I laid the groundwork for how a sequence of fairly simple magic could become the process for crafting magic items or building lasting and complex magical effects (wards that guard where your wizard lives or hides treasures, for example) in the "building block" spells I presented in the 2nd Edition sourcebook Volo's Guide to All Things Magical.
And there's no rule—anywhere at all—that says cautious experimentations and incremental development of magical effects have to be boring.
Any DM worth his or her salt can keep such a campaign grippingly interesting by having magical mysteries beset characters on all sides. Tension can be heightened by mysterious spies who lurk and watch at the most crucial or intimate moments—and then withdraw, doing nothing more. Yet.
"Time pressure" can be heaped on characters by introducing real-life mundane needs such as meeting the rent.

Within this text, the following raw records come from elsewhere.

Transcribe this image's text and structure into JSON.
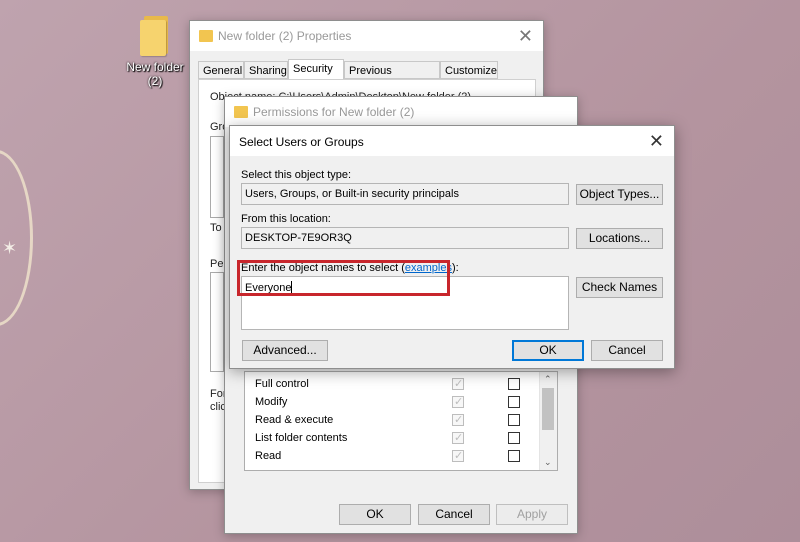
{
  "desktop": {
    "icon_label_line1": "New folder",
    "icon_label_line2": "(2)"
  },
  "properties_window": {
    "title": "New folder (2) Properties",
    "tabs": [
      "General",
      "Sharing",
      "Security",
      "Previous Versions",
      "Customize"
    ],
    "active_tab": "Security",
    "object_name_clip": "Object name:   C:\\Users\\Admin\\Desktop\\New folder (2)",
    "groups_clip": "Gro",
    "to_clip": "To",
    "pe_clip": "Pe",
    "for_clip": "For",
    "cli_clip": "clic",
    "buttons": {
      "ok": "OK",
      "cancel": "Cancel",
      "apply": "Apply"
    }
  },
  "permissions_window": {
    "title": "Permissions for New folder (2)",
    "rows": [
      {
        "label": "Full control",
        "allow": true,
        "deny": false
      },
      {
        "label": "Modify",
        "allow": true,
        "deny": false
      },
      {
        "label": "Read & execute",
        "allow": true,
        "deny": false
      },
      {
        "label": "List folder contents",
        "allow": true,
        "deny": false
      },
      {
        "label": "Read",
        "allow": true,
        "deny": false
      }
    ]
  },
  "select_dialog": {
    "title": "Select Users or Groups",
    "object_type_label": "Select this object type:",
    "object_type_value": "Users, Groups, or Built-in security principals",
    "object_types_button": "Object Types...",
    "location_label": "From this location:",
    "location_value": "DESKTOP-7E9OR3Q",
    "locations_button": "Locations...",
    "names_label_prefix": "Enter the object names to select (",
    "names_label_link": "examples",
    "names_label_suffix": "):",
    "names_value": "Everyone",
    "check_names_button": "Check Names",
    "advanced_button": "Advanced...",
    "ok_button": "OK",
    "cancel_button": "Cancel"
  },
  "colors": {
    "highlight": "#c8262c",
    "accent": "#0078d7",
    "desktop": "#b89ca8"
  }
}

The wizard might also make enemies or attract the attention of those happy to manipulate or coerce spellcasters to their own ends, or even "frame" the wizard for their misdeeds.
And, of course, the studious character could suddenly possess a secret or a magical bauble that swiftly causes him or her to be chased by darned near everyone in the kingdom. This secret or item could reveal a hidden side of the world all around (like the protagonist in his office at the beginning of The Matrix). Picture a would-be wizard who's grown up in Suzail or Waterdeep or Athkatla thinking dragons are creatures who sleep inside mountains thankfully far, far away in distant wilderlands of the Realms—who is abruptly caught up in, and aware of, a game played by hidden dragons in the very city the wizard is in, and seemingly everywhere else, every day. Erin Evans enticed readers of The God Catcher with that delicious concept, and it can serve DMs wonderfully the way she used it, or in other ways that will make a campaign interesting. The Knights of Myth Drannor once met a harried merchant traveling the Realms guarding a strongchest that they finally forced open—to reveal the talking and very sentient gigantic severed undead head of the black dragon the wizard was unwillingly serving, doing its bidding in a protracted attempt to seize or build a new draconic body for it.
Almost any sort of monster could be "bound into" (and unwittingly released from) a spellbook that a Lone Wizard stumbles across, involving that character in just about any sort of quest the DM desires. Perhaps the quest involves searching wizard's tomb after wizard's tomb, all of them mini-dungeons incorporating any new monsters, traps, and magic items a DM happens across . . . as, say, the Cult of Dragons starts to pursue the hapless adventuring mage.
A "mastering magic, alone" campaign that doesn't force such dramatic adventures on a player (who, after all, may well be your younger sibling or kindly parent who just doesn't have a taste for dramatic violence) might be a painfully slow and placid campaign for some, with combat rare or nonexistent, but for someone who wants a more atmospheric one-on-one play experience, it can be memorable D&D indeed.